*** Block opens ***
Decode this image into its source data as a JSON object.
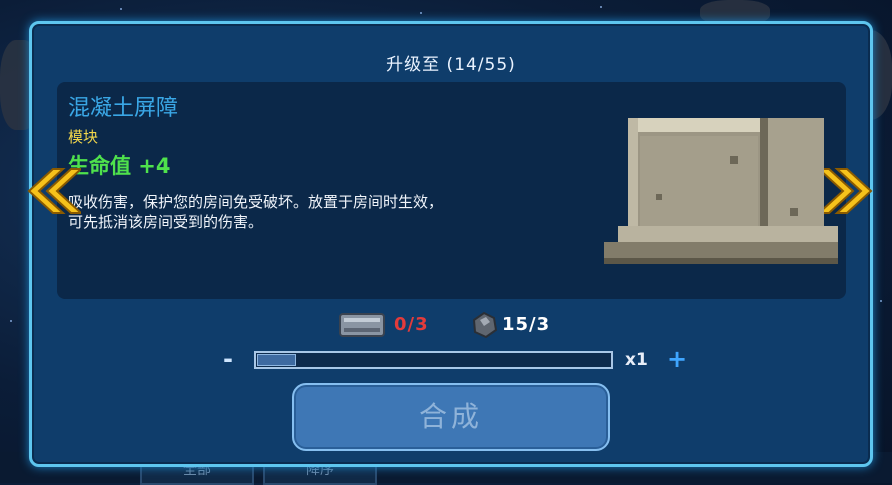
{
  "dialog": {
    "title": "升级至 (14/55)"
  },
  "item": {
    "name": "混凝土屏障",
    "type": "模块",
    "stat": "生命值 +4",
    "description": "吸收伤害，保护您的房间免受破坏。放置于房间时生效，\n可先抵消该房间受到的伤害。",
    "image_icon": "concrete-barrier-icon"
  },
  "resources": {
    "metal_plate": {
      "icon": "metal-plate-icon",
      "text": "0/3",
      "color": "#e33b3b"
    },
    "ore": {
      "icon": "ore-icon",
      "text": "15/3",
      "color": "#ffffff"
    }
  },
  "quantity": {
    "minus_label": "-",
    "plus_label": "+",
    "value_text": "x1",
    "progress": 0.11
  },
  "craft_button": {
    "label": "合成"
  },
  "background_tabs": {
    "all_label": "全部",
    "sort_label": "降序"
  },
  "colors": {
    "accent": "#5ec6ef",
    "name": "#3aa7e6",
    "type": "#f1d64b",
    "stat": "#4fe24c",
    "arrow": "#f6c21b"
  }
}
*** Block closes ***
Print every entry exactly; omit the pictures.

Decode this image into its source data as a JSON object.
{
  "dialog": {
    "title": "升级至 (14/55)"
  },
  "item": {
    "name": "混凝土屏障",
    "type": "模块",
    "stat": "生命值 +4",
    "description": "吸收伤害，保护您的房间免受破坏。放置于房间时生效，\n可先抵消该房间受到的伤害。",
    "image_icon": "concrete-barrier-icon"
  },
  "resources": {
    "metal_plate": {
      "icon": "metal-plate-icon",
      "text": "0/3",
      "color": "#e33b3b"
    },
    "ore": {
      "icon": "ore-icon",
      "text": "15/3",
      "color": "#ffffff"
    }
  },
  "quantity": {
    "minus_label": "-",
    "plus_label": "+",
    "value_text": "x1",
    "progress": 0.11
  },
  "craft_button": {
    "label": "合成"
  },
  "background_tabs": {
    "all_label": "全部",
    "sort_label": "降序"
  },
  "colors": {
    "accent": "#5ec6ef",
    "name": "#3aa7e6",
    "type": "#f1d64b",
    "stat": "#4fe24c",
    "arrow": "#f6c21b"
  }
}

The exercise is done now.